The Associated Press says former Cardinals offensive lineman Chet Bulger has died at age 91. Bulger played for the Cardinals' 1947 championship team. He remained a fan of the team until his death. Bulger before the Super Bowl: "I'm still a Cardinal, always a Cardinal. I can't see too well anymore, but I'm going to get up real close to the TV to watch that game. Maybe we'll win that Super Bowl. Wouldn't that be something?"
Matt Barrows of the Sacramento Bee offers 10 combine-related questions with an eye toward the 49ers. Barrows: "Receiver Michael Crabtree's camp already has said he will not run the 40. But two other receivers, Jeremy Maclin and Percy Harvin, have plenty to gain with a blazing time. Maclin right now is on the bubble as far as being a top 10 pick; Harvin could slide into the first half of the draft with a great combine. Who will be this year's Chris Johnson? The receivers will run on Sunday."
Matt Maiocco of the Santa Rosa Press-Democrat says the 49ers are checking out offensive tackles at the combine. Maiocco: "While the 49ers need help at tackle, they might address that need during the free-agent signing period."
Kent Somers of the Arizona Republic says Cardinals general manager Rod Graves met with Anquan Boldin's agent at the combine.

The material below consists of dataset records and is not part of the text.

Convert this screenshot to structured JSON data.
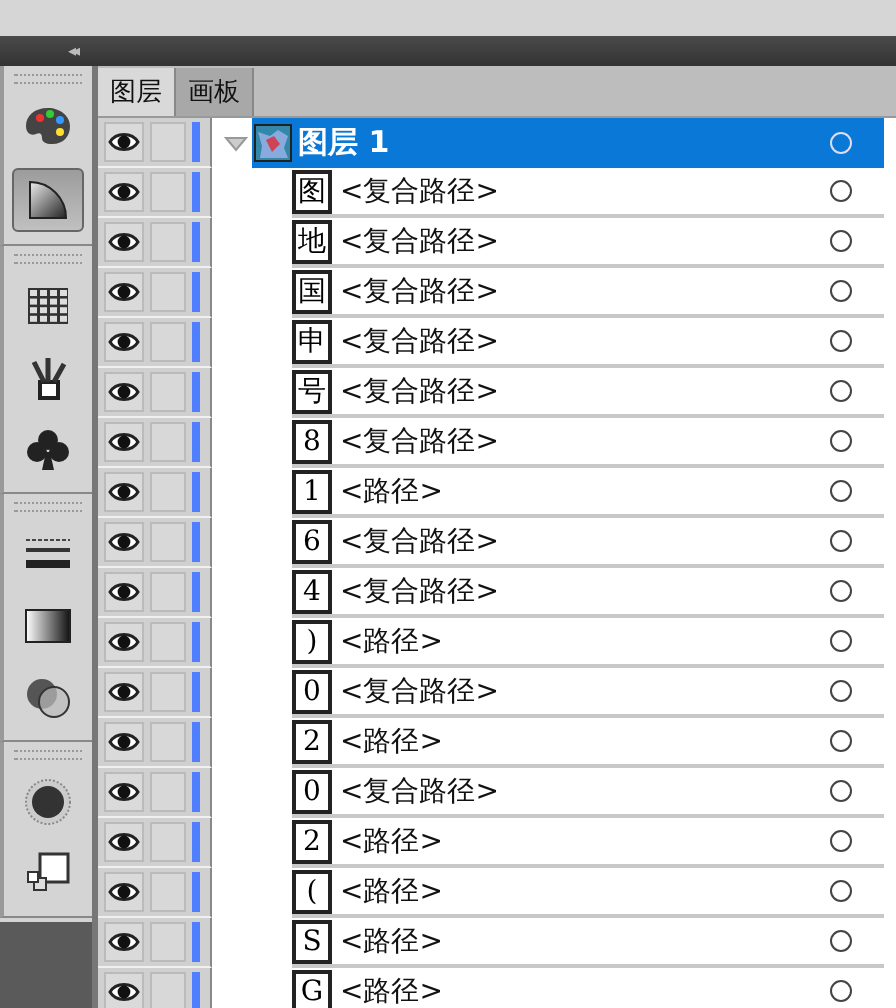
{
  "panel": {
    "collapse_glyph": "◂◂"
  },
  "toolbar": {
    "groups": [
      [
        {
          "kind": "palette",
          "selected": false
        },
        {
          "kind": "quarter",
          "selected": true
        }
      ],
      [
        {
          "kind": "grid",
          "selected": false
        },
        {
          "kind": "brushes",
          "selected": false
        },
        {
          "kind": "club",
          "selected": false
        }
      ],
      [
        {
          "kind": "stroke",
          "selected": false
        },
        {
          "kind": "gradient",
          "selected": false
        },
        {
          "kind": "overlap",
          "selected": false
        }
      ],
      [
        {
          "kind": "sphere",
          "selected": false
        },
        {
          "kind": "squares",
          "selected": false
        }
      ]
    ]
  },
  "tabs": [
    {
      "label": "图层",
      "selected": true
    },
    {
      "label": "画板",
      "selected": false
    }
  ],
  "layer": {
    "name": "图层 1",
    "expanded": true,
    "selected": true
  },
  "items": [
    {
      "thumb": "图",
      "name": "<复合路径>"
    },
    {
      "thumb": "地",
      "name": "<复合路径>"
    },
    {
      "thumb": "国",
      "name": "<复合路径>"
    },
    {
      "thumb": "申",
      "name": "<复合路径>"
    },
    {
      "thumb": "号",
      "name": "<复合路径>"
    },
    {
      "thumb": "8",
      "name": "<复合路径>"
    },
    {
      "thumb": "1",
      "name": "<路径>"
    },
    {
      "thumb": "6",
      "name": "<复合路径>"
    },
    {
      "thumb": "4",
      "name": "<复合路径>"
    },
    {
      "thumb": ")",
      "name": "<路径>"
    },
    {
      "thumb": "0",
      "name": "<复合路径>"
    },
    {
      "thumb": "2",
      "name": "<路径>"
    },
    {
      "thumb": "0",
      "name": "<复合路径>"
    },
    {
      "thumb": "2",
      "name": "<路径>"
    },
    {
      "thumb": "(",
      "name": "<路径>"
    },
    {
      "thumb": "S",
      "name": "<路径>"
    },
    {
      "thumb": "G",
      "name": "<路径>"
    }
  ]
}
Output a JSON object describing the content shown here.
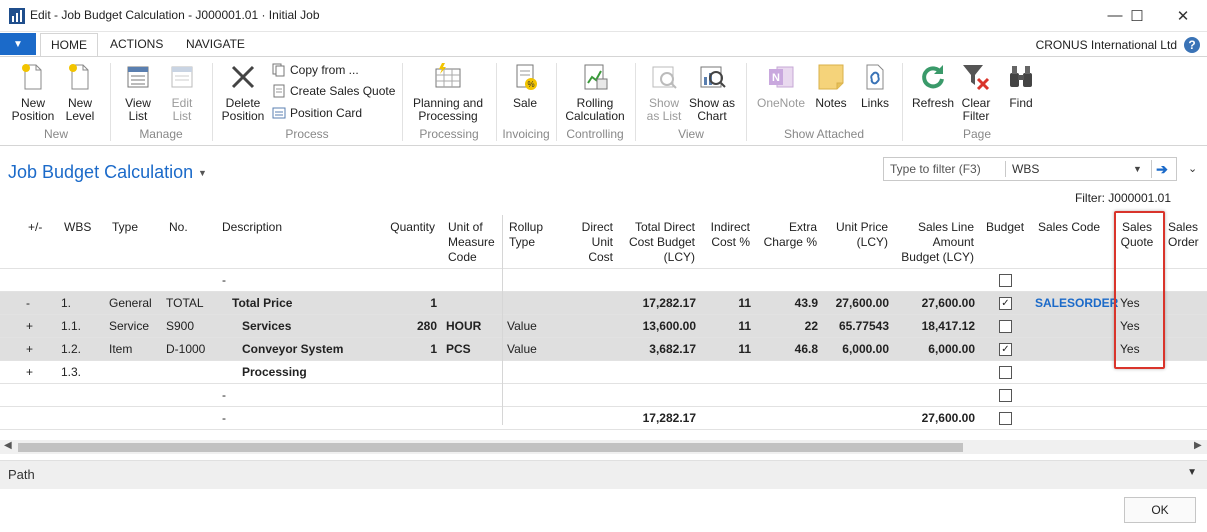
{
  "window": {
    "title": "Edit - Job Budget Calculation - J000001.01 · Initial Job",
    "minimize": "—",
    "maximize": "☐",
    "close": "✕"
  },
  "tabs": [
    {
      "label": "HOME"
    },
    {
      "label": "ACTIONS"
    },
    {
      "label": "NAVIGATE"
    }
  ],
  "company": "CRONUS International Ltd",
  "help": "?",
  "ribbon": {
    "new_position": "New Position",
    "new_level": "New Level",
    "view_list": "View List",
    "edit_list": "Edit List",
    "delete_position": "Delete Position",
    "copy_from": "Copy from ...",
    "create_sales_quote": "Create Sales Quote",
    "position_card": "Position Card",
    "planning_processing": "Planning and Processing",
    "sale": "Sale",
    "rolling_calculation": "Rolling Calculation",
    "show_as_list": "Show as List",
    "show_as_chart": "Show as Chart",
    "onenote": "OneNote",
    "notes": "Notes",
    "links": "Links",
    "refresh": "Refresh",
    "clear_filter": "Clear Filter",
    "find": "Find",
    "groups": {
      "new": "New",
      "manage": "Manage",
      "process": "Process",
      "processing": "Processing",
      "invoicing": "Invoicing",
      "controlling": "Controlling",
      "view": "View",
      "show_attached": "Show Attached",
      "page": "Page"
    }
  },
  "page": {
    "title": "Job Budget Calculation",
    "filter_placeholder": "Type to filter (F3)",
    "filter_field": "WBS",
    "filter_text": "Filter: J000001.01"
  },
  "columns": {
    "plusminus": "+/-",
    "wbs": "WBS",
    "type": "Type",
    "no": "No.",
    "description": "Description",
    "quantity": "Quantity",
    "uom_1": "Unit of",
    "uom_2": "Measure",
    "uom_3": "Code",
    "rollup_1": "Rollup",
    "rollup_2": "Type",
    "duc_1": "Direct",
    "duc_2": "Unit",
    "duc_3": "Cost",
    "tdcb_1": "Total Direct",
    "tdcb_2": "Cost Budget",
    "tdcb_3": "(LCY)",
    "ind_1": "Indirect",
    "ind_2": "Cost %",
    "ext_1": "Extra",
    "ext_2": "Charge %",
    "up_1": "Unit Price",
    "up_2": "(LCY)",
    "sla_1": "Sales Line",
    "sla_2": "Amount",
    "sla_3": "Budget (LCY)",
    "budget": "Budget",
    "sales_code": "Sales Code",
    "sq_1": "Sales",
    "sq_2": "Quote",
    "so_1": "Sales",
    "so_2": "Order"
  },
  "rows": [
    {
      "pm": "",
      "wbs": "",
      "type": "",
      "no": "",
      "desc": "-",
      "qty": "",
      "uom": "",
      "rollup": "",
      "tdcb": "",
      "ind": "",
      "ext": "",
      "up": "",
      "sla": "",
      "budget": false,
      "sales_code": "",
      "sq": ""
    },
    {
      "pm": "-",
      "wbs": "1.",
      "type": "General",
      "no": "TOTAL",
      "desc": "Total Price",
      "qty": "1",
      "uom": "",
      "rollup": "",
      "tdcb": "17,282.17",
      "ind": "11",
      "ext": "43.9",
      "up": "27,600.00",
      "sla": "27,600.00",
      "budget": true,
      "sales_code": "SALESORDER",
      "sq": "Yes"
    },
    {
      "pm": "+",
      "wbs": "1.1.",
      "type": "Service",
      "no": "S900",
      "desc": "Services",
      "qty": "280",
      "uom": "HOUR",
      "rollup": "Value",
      "tdcb": "13,600.00",
      "ind": "11",
      "ext": "22",
      "up": "65.77543",
      "sla": "18,417.12",
      "budget": false,
      "sales_code": "",
      "sq": "Yes"
    },
    {
      "pm": "+",
      "wbs": "1.2.",
      "type": "Item",
      "no": "D-1000",
      "desc": "Conveyor System",
      "qty": "1",
      "uom": "PCS",
      "rollup": "Value",
      "tdcb": "3,682.17",
      "ind": "11",
      "ext": "46.8",
      "up": "6,000.00",
      "sla": "6,000.00",
      "budget": true,
      "sales_code": "",
      "sq": "Yes"
    },
    {
      "pm": "+",
      "wbs": "1.3.",
      "type": "",
      "no": "",
      "desc": "Processing",
      "qty": "",
      "uom": "",
      "rollup": "",
      "tdcb": "",
      "ind": "",
      "ext": "",
      "up": "",
      "sla": "",
      "budget": false,
      "sales_code": "",
      "sq": ""
    },
    {
      "pm": "",
      "wbs": "",
      "type": "",
      "no": "",
      "desc": "-",
      "qty": "",
      "uom": "",
      "rollup": "",
      "tdcb": "",
      "ind": "",
      "ext": "",
      "up": "",
      "sla": "",
      "budget": false,
      "sales_code": "",
      "sq": ""
    },
    {
      "pm": "",
      "wbs": "",
      "type": "",
      "no": "",
      "desc": "-",
      "qty": "",
      "uom": "",
      "rollup": "",
      "tdcb": "17,282.17",
      "ind": "",
      "ext": "",
      "up": "",
      "sla": "27,600.00",
      "budget": false,
      "sales_code": "",
      "sq": ""
    }
  ],
  "path_label": "Path",
  "ok_label": "OK",
  "colors": {
    "accent": "#1b6ac9",
    "highlight": "#d9342b",
    "selected_row": "#dfdfdf"
  }
}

The agent told Graves his client would be willing to work toward a long-term deal with the team.
Also from Somers: The Cardinals' search for a tight end isn't an easy one because the college game isn't producing many well-rounded players at the position.

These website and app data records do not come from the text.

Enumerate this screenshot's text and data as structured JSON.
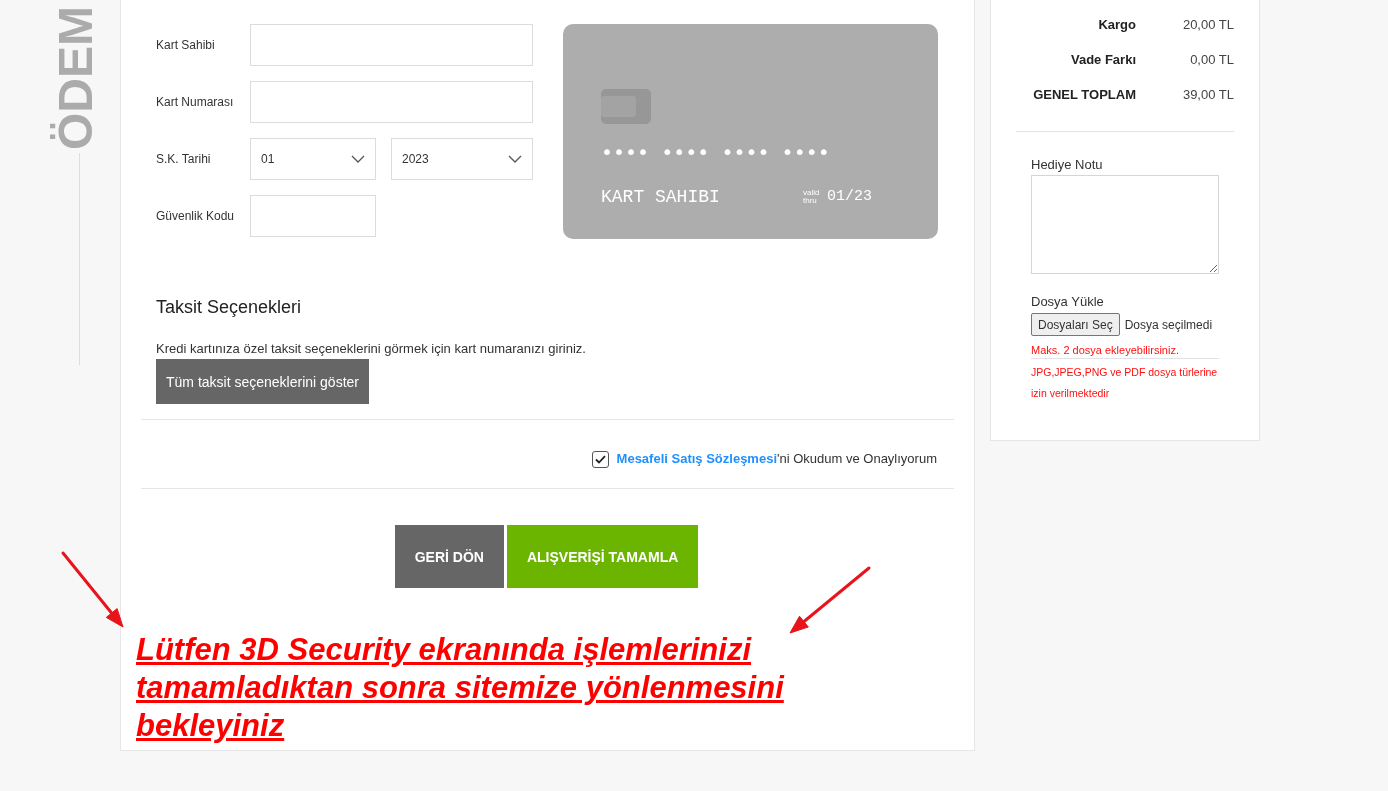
{
  "page_heading": "ÖDEM",
  "payment_form": {
    "fields": [
      {
        "kind": "text",
        "label": "Kart Sahibi"
      },
      {
        "kind": "text",
        "label": "Kart Numarası"
      },
      {
        "kind": "date",
        "label": "S.K. Tarihi",
        "selects": [
          "01",
          "2023"
        ]
      },
      {
        "kind": "short",
        "label": "Güvenlik Kodu"
      }
    ]
  },
  "card_preview": {
    "number": "•••• •••• •••• ••••",
    "holder": "KART SAHIBI",
    "expiry_caption": "valid thru",
    "expiry": "01/23"
  },
  "installments": {
    "title": "Taksit Seçenekleri",
    "description": "Kredi kartınıza özel taksit seçeneklerini görmek için kart numaranızı giriniz.",
    "button": "Tüm taksit seçeneklerini göster"
  },
  "agreement": {
    "checked": true,
    "link": "Mesafeli Satış Sözleşmesi",
    "text": "'ni Okudum ve Onaylıyorum"
  },
  "actions": [
    {
      "kind": "secondary",
      "label": "GERİ DÖN"
    },
    {
      "kind": "primary",
      "label": "ALIŞVERİŞİ TAMAMLA"
    }
  ],
  "notice": "Lütfen 3D Security ekranında işlemlerinizi tamamladıktan sonra sitemize yönlenmesini bekleyiniz",
  "summary": {
    "rows": [
      {
        "label": "Kargo",
        "value": "20,00 TL"
      },
      {
        "label": "Vade Farkı",
        "value": "0,00 TL"
      },
      {
        "label": "GENEL TOPLAM",
        "value": "39,00 TL"
      }
    ]
  },
  "gift_note": {
    "label": "Hediye Notu"
  },
  "file_upload": {
    "label": "Dosya Yükle",
    "button": "Dosyaları Seç",
    "status": "Dosya seçilmedi",
    "notes": [
      "Maks. 2 dosya ekleyebilirsiniz.",
      "JPG,JPEG,PNG ve PDF dosya türlerine izin verilmektedir"
    ]
  }
}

Darren Urban of azcardinals.com says Graves wouldn't elaborate on talks with Boldin's agents, other than to say he felt positive following their meeting.

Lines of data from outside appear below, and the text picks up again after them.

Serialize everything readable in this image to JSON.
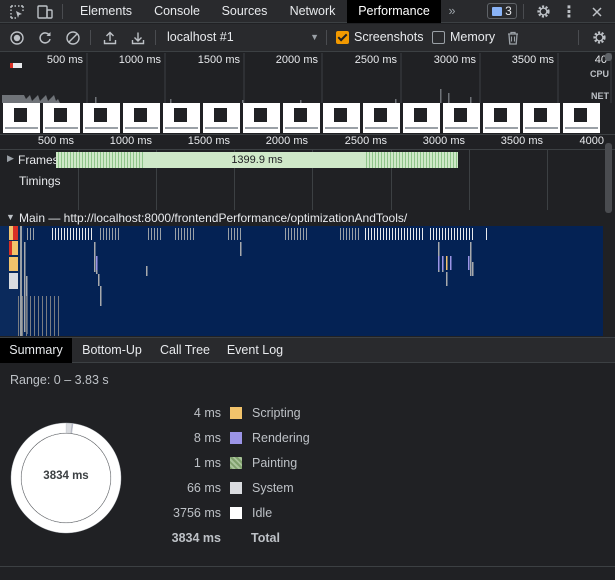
{
  "tabs": {
    "items": [
      {
        "label": "Elements"
      },
      {
        "label": "Console"
      },
      {
        "label": "Sources"
      },
      {
        "label": "Network"
      },
      {
        "label": "Performance"
      }
    ],
    "overflow": "»",
    "issues_count": "3"
  },
  "toolbar": {
    "profile": "localhost #1",
    "screenshots_label": "Screenshots",
    "screenshots_checked": true,
    "memory_label": "Memory",
    "memory_checked": false
  },
  "overview": {
    "ticks": [
      "500 ms",
      "1000 ms",
      "1500 ms",
      "2000 ms",
      "2500 ms",
      "3000 ms",
      "3500 ms",
      "40"
    ],
    "cpu_label": "CPU",
    "net_label": "NET"
  },
  "detail": {
    "ticks": [
      "500 ms",
      "1000 ms",
      "1500 ms",
      "2000 ms",
      "2500 ms",
      "3000 ms",
      "3500 ms",
      "4000"
    ]
  },
  "tracks": {
    "frames_label": "Frames",
    "frames_duration": "1399.9 ms",
    "timings_label": "Timings",
    "main_label": "Main — http://localhost:8000/frontendPerformance/optimizationAndTools/"
  },
  "bottom_tabs": [
    "Summary",
    "Bottom-Up",
    "Call Tree",
    "Event Log"
  ],
  "summary": {
    "range": "Range: 0 – 3.83 s",
    "total_ms": 3834,
    "donut_label": "3834 ms",
    "items": [
      {
        "value": "4 ms",
        "ms": 4,
        "name": "Scripting",
        "color": "#f2c36b"
      },
      {
        "value": "8 ms",
        "ms": 8,
        "name": "Rendering",
        "color": "#9b94e6"
      },
      {
        "value": "1 ms",
        "ms": 1,
        "name": "Painting",
        "color": "#7fa06c"
      },
      {
        "value": "66 ms",
        "ms": 66,
        "name": "System",
        "color": "#dadce0"
      },
      {
        "value": "3756 ms",
        "ms": 3756,
        "name": "Idle",
        "color": "#ffffff"
      }
    ],
    "total_value": "3834 ms",
    "total_name": "Total"
  },
  "colors": {
    "accent_orange": "#f29900",
    "flame_bg": "#042254",
    "frames_green": "#cfe8c8"
  }
}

Danny O'Neil of the Seattle Times sizes up offensive tackles at the combine with an emphasis on the Seahawks' needs. Team president Tim Ruskell says the draft does not feature another Walter Jones.
Eric Williams of the Tacoma News Tribune provides a transcript from Ruskell's meeting with reporters at the combine Thursday. Ruskell on a face-to-face meeting with Leroy Hill after the linebacker's recent arrest: "I would say, yeah, there was some emotion. It was very frank, and to his credit he was very frank. He was very sincere, and a lot of it was private. But that was why we brought him in. Part two was to have the new coaches get to know him, and have him to get to know the new coaches. We want Leroy to want to be here. And we had to hear from him, 'I want to be here.'"
John Morgan of Field Gulls reiterates his stance that the Seahawks could have replaced Hill with players already on their roster. The new coaching staff felt otherwise. We'll find out this season whether the new staff can help Hill become a Pro Bowl-caliber player.
Clare Farnsworth of the Seattle Post-Intelligencer says Hill was the Seahawks' leading tackler before suffering an injury against the Cowboys on Thanksgiving.